### [SOURCE INFORMATION]
<<<<

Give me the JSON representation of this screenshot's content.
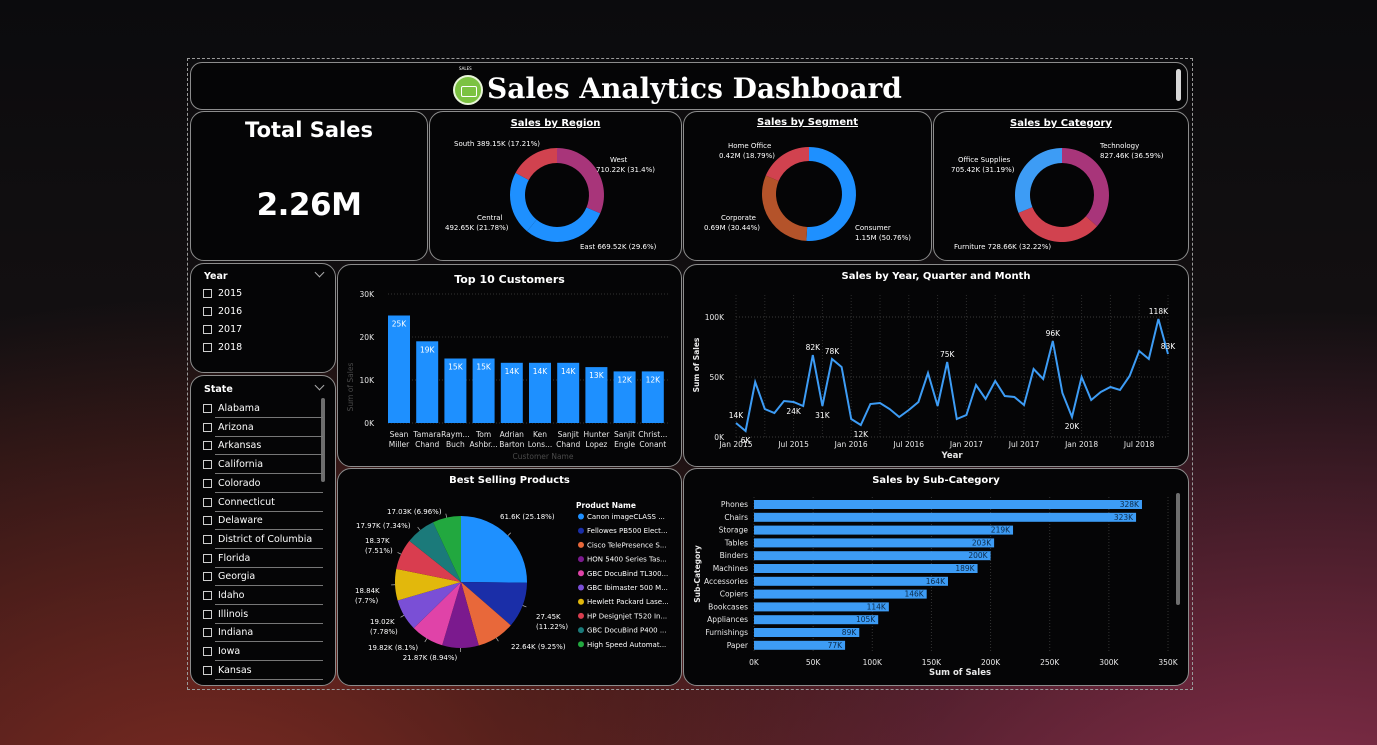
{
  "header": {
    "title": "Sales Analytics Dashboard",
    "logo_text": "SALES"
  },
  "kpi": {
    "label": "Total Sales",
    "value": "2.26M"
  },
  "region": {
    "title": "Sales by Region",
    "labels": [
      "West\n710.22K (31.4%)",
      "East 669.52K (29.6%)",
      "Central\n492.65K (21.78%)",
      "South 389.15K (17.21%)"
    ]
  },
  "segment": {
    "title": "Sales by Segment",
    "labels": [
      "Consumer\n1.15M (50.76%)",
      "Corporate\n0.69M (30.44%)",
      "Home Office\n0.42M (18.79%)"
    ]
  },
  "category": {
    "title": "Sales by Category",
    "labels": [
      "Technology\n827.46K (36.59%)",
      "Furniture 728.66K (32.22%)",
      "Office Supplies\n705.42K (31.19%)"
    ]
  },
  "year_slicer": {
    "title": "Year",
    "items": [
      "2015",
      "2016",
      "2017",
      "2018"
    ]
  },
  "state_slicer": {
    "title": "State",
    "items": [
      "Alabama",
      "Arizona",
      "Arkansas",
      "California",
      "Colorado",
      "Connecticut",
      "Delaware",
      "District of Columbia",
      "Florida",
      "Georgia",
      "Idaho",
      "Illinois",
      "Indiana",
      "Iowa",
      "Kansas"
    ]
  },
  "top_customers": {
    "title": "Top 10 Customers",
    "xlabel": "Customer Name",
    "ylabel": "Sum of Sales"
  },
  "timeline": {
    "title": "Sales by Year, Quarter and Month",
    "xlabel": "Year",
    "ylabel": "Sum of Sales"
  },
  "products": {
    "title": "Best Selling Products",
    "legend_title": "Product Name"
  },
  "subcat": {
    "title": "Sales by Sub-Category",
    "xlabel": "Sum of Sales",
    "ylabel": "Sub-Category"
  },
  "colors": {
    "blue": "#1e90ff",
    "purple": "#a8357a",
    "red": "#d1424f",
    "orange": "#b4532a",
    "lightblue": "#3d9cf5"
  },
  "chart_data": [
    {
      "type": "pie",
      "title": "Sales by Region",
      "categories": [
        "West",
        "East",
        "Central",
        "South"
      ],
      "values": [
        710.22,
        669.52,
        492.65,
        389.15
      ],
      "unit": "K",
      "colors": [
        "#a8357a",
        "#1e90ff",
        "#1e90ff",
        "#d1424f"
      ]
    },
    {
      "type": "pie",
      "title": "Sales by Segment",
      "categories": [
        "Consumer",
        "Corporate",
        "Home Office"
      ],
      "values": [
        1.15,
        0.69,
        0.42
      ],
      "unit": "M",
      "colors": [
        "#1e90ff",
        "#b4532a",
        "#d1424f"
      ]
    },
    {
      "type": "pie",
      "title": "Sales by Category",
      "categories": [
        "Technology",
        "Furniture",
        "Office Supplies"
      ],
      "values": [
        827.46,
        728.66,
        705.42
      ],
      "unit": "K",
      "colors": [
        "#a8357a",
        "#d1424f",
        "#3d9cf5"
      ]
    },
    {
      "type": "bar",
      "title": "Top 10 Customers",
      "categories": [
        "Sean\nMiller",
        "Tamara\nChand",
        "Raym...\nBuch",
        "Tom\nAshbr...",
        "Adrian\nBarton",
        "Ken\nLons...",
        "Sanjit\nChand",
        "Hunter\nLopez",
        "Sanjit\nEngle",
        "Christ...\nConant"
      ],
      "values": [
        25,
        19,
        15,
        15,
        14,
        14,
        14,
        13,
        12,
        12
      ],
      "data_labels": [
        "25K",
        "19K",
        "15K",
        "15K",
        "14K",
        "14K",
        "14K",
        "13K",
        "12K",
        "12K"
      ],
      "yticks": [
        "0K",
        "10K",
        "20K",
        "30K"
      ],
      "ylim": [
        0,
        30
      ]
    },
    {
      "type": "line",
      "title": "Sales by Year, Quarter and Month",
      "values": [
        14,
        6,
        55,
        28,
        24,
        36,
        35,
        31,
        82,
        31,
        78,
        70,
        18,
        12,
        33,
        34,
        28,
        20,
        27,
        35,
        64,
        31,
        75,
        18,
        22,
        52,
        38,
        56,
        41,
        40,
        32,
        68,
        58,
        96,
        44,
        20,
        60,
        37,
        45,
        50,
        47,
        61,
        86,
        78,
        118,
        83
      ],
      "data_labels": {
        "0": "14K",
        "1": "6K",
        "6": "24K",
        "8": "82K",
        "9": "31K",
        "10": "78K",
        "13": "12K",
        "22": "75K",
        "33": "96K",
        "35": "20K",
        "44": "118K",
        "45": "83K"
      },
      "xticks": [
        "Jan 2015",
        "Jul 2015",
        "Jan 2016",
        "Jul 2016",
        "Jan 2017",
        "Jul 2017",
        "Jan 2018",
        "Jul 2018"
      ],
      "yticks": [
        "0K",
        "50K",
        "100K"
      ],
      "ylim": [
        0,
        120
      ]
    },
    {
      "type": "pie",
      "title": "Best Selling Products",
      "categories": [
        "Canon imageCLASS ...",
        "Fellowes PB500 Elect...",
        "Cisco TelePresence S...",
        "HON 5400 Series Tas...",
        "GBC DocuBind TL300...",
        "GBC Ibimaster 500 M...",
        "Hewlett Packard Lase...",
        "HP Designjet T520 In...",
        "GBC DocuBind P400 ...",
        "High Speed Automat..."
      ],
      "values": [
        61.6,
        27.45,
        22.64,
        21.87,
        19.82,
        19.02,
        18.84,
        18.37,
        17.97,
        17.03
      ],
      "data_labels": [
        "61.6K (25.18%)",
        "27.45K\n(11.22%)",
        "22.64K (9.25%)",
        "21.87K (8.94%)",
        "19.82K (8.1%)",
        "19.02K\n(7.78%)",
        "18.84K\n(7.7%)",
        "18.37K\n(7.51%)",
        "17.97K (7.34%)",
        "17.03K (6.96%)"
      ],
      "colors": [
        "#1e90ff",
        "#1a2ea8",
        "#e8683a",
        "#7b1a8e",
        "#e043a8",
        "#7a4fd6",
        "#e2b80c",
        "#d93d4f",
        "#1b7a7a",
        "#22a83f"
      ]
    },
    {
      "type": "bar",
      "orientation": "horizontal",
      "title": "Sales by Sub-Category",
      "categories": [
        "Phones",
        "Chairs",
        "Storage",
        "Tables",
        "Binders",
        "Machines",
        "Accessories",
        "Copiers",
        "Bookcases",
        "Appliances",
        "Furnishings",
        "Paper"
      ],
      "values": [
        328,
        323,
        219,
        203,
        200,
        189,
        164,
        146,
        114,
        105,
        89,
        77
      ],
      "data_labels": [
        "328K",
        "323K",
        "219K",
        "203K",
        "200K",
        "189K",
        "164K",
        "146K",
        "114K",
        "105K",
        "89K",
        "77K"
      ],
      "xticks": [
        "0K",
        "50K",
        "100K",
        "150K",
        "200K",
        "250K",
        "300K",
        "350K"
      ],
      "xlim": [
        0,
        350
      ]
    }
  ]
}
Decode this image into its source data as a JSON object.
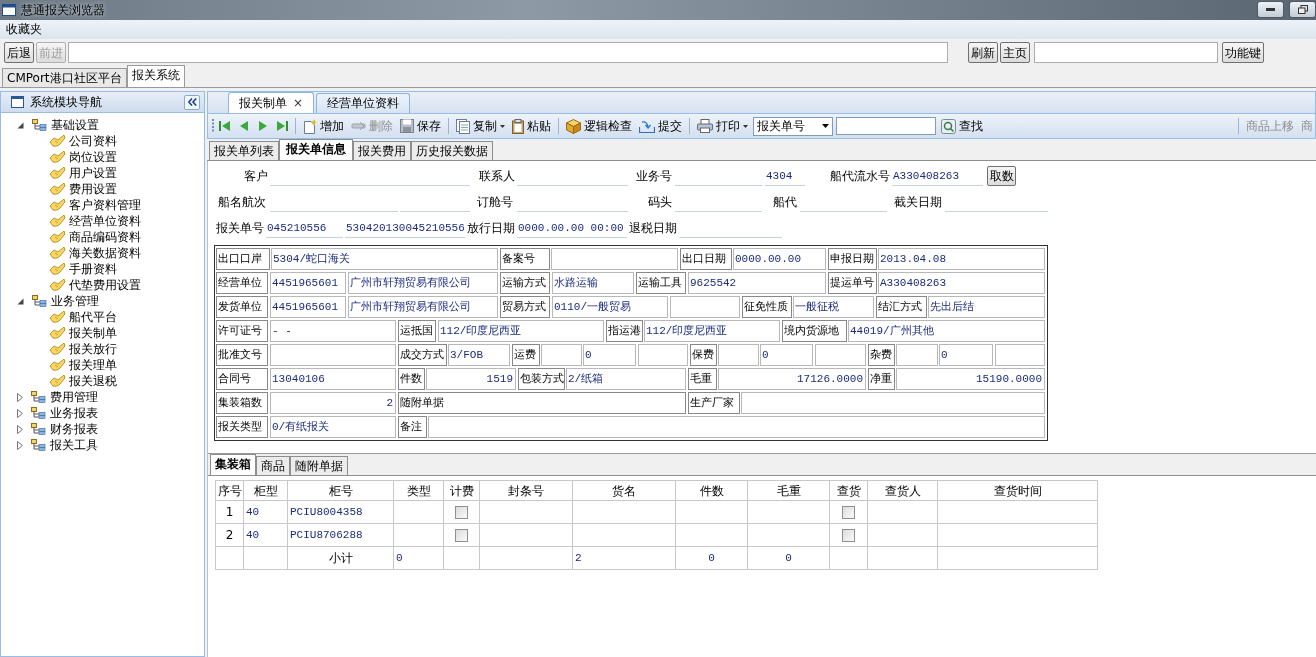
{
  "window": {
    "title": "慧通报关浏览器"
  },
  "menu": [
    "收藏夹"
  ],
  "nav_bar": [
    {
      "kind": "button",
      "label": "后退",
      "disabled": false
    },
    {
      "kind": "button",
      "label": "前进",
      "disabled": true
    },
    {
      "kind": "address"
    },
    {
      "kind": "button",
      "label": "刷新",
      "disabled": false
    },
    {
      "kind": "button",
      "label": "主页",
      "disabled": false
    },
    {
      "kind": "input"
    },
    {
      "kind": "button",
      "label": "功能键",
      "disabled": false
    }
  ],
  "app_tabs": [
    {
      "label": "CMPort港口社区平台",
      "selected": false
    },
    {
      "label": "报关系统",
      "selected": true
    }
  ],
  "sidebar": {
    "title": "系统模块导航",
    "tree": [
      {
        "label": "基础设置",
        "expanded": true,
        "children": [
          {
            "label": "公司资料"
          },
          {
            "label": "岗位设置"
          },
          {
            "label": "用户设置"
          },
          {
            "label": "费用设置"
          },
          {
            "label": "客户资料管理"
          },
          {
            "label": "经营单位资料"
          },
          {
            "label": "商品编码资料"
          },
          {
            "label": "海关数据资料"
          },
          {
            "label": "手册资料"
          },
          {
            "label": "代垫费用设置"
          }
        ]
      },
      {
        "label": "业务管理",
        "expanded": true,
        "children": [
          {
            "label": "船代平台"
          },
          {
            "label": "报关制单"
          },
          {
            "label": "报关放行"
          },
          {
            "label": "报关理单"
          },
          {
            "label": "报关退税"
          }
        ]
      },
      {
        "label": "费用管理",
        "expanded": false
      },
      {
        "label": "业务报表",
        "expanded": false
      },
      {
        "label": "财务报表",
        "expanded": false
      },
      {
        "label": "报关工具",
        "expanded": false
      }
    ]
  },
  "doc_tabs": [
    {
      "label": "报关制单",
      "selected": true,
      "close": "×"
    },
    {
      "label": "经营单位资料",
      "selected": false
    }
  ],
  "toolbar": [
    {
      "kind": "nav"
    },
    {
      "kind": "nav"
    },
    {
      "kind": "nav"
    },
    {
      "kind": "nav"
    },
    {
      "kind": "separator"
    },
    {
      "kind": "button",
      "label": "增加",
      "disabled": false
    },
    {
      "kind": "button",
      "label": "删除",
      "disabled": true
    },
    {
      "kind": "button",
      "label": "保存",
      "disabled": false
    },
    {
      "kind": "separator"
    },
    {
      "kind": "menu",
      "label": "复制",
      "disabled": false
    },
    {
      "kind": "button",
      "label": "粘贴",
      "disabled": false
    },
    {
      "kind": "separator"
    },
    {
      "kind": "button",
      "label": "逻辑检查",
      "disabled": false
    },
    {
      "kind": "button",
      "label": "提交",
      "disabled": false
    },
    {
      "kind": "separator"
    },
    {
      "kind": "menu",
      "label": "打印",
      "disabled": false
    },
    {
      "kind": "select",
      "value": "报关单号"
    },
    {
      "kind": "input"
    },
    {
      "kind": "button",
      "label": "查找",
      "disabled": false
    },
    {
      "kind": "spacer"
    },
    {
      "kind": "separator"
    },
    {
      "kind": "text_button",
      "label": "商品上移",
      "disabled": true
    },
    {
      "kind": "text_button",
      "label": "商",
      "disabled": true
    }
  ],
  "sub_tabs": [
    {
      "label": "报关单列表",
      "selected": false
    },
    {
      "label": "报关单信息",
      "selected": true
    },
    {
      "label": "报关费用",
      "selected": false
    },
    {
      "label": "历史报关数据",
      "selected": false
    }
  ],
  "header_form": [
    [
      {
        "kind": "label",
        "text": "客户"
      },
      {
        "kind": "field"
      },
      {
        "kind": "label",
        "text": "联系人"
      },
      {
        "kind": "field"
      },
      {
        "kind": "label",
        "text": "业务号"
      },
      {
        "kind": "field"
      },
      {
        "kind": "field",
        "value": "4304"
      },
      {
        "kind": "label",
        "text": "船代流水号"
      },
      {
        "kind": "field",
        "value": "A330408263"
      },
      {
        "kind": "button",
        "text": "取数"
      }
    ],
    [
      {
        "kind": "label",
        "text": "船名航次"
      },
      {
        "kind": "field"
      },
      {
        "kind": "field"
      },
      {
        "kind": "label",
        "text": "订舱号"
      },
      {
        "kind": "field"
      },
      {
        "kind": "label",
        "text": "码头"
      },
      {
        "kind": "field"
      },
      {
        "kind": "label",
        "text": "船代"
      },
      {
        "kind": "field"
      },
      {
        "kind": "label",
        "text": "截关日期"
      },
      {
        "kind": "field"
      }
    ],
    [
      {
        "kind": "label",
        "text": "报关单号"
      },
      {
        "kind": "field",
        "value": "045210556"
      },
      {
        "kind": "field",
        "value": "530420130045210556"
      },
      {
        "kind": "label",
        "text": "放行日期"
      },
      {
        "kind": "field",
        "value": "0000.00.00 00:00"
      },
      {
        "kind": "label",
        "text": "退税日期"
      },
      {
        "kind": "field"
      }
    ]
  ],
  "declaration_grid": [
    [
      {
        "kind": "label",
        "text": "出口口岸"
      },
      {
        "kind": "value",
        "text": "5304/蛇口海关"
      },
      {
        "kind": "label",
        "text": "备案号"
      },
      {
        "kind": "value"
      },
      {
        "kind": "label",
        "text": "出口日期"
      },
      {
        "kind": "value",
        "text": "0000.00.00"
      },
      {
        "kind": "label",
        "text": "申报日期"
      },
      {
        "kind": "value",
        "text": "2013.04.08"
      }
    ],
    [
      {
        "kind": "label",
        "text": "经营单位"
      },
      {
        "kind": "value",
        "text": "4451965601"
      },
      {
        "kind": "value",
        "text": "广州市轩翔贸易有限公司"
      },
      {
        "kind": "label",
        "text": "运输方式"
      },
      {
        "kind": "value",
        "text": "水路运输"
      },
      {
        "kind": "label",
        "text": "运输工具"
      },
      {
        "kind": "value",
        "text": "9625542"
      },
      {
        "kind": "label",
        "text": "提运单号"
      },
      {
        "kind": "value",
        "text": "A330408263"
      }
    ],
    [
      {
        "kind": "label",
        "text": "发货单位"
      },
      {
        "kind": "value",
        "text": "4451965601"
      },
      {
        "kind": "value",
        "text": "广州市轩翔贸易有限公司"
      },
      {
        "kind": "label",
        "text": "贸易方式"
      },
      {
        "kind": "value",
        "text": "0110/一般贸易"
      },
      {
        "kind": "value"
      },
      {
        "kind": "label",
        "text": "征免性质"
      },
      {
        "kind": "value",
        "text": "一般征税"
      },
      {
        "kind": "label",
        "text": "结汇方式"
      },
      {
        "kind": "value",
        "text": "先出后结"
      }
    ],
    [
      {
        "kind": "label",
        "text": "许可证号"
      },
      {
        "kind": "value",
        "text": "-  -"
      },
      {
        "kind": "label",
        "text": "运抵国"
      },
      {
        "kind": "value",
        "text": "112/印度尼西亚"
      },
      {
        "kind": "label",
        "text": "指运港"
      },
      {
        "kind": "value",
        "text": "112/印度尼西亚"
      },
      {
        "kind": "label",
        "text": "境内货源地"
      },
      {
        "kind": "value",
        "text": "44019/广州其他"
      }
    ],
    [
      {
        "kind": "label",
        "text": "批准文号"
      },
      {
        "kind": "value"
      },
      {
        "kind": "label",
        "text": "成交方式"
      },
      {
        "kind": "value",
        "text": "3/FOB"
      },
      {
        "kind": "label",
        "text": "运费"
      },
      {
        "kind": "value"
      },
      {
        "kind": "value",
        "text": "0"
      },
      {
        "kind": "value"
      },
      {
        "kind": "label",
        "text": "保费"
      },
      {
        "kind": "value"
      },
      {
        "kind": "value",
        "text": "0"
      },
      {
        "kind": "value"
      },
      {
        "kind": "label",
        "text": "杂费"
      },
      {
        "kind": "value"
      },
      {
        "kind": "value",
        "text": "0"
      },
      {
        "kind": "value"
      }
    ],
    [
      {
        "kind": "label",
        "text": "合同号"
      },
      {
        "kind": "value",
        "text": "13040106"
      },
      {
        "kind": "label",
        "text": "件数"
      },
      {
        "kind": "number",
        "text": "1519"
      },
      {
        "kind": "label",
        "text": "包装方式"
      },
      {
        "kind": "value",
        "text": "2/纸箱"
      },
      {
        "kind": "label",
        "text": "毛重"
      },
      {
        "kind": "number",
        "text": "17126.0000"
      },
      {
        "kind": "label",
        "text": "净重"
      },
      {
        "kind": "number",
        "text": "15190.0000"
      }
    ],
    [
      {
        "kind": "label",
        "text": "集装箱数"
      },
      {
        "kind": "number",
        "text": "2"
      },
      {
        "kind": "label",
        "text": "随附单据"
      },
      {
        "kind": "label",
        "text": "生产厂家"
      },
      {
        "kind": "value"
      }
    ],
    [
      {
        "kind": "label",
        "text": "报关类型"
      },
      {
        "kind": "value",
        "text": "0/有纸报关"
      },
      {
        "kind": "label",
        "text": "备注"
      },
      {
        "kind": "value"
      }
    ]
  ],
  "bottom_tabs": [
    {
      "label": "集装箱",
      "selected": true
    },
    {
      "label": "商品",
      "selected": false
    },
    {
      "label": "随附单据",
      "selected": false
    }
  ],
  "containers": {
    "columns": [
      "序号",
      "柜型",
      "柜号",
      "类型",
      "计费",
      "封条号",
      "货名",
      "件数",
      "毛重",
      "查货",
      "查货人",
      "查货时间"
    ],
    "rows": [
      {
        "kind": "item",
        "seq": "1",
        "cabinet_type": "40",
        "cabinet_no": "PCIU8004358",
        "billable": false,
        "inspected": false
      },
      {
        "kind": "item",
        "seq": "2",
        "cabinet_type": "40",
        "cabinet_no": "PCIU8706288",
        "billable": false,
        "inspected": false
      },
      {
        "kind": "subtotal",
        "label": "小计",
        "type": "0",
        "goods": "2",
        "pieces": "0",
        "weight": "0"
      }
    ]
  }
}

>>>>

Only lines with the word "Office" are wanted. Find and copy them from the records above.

### [COMPLETED TASK]
      "Home Office\n0.42M (18.79%)"
      "Office Supplies\n705.42K (31.19%)"
        "Home Office"
        "Office Supplies"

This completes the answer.